_Required action_
Please copy out all lines of the entries that contain the word "badge".

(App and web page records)

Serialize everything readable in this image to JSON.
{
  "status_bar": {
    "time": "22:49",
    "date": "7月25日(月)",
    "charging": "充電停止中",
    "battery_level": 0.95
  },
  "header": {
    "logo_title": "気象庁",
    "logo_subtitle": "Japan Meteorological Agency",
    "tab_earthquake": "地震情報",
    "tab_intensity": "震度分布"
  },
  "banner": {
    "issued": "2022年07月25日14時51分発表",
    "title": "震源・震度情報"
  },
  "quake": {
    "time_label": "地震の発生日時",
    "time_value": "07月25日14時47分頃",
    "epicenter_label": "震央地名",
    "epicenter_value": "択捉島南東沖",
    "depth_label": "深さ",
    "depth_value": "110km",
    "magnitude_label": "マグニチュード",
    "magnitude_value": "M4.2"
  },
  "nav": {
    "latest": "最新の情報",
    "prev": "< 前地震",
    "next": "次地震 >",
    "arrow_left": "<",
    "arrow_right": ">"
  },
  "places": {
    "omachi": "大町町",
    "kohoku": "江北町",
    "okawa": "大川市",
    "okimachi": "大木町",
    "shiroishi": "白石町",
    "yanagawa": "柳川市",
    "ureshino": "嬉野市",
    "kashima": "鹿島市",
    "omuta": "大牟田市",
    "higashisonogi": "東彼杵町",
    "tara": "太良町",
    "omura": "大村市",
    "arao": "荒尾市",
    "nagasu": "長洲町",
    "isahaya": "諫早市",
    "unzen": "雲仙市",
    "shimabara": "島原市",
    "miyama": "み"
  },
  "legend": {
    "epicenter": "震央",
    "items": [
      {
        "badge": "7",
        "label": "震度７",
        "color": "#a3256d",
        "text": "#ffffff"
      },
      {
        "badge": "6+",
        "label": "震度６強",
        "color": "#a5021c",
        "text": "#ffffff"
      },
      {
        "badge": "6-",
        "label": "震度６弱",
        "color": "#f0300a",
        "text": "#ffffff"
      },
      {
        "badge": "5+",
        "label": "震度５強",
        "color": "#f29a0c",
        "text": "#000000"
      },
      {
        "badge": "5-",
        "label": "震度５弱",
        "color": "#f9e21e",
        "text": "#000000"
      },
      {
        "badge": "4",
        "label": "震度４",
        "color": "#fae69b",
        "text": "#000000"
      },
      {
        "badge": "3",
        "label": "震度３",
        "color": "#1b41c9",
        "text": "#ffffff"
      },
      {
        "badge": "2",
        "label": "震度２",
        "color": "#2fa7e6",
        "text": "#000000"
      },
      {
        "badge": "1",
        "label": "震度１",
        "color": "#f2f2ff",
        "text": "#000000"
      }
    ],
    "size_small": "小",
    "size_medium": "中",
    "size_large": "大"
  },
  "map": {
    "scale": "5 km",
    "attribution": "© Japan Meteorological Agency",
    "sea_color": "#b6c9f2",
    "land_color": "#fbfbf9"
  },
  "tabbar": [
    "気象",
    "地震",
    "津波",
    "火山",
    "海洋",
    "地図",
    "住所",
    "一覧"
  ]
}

_Expected answer_
        "badge": "7",
        "badge": "6+",
        "badge": "6-",
        "badge": "5+",
        "badge": "5-",
        "badge": "4",
        "badge": "3",
        "badge": "2",
        "badge": "1",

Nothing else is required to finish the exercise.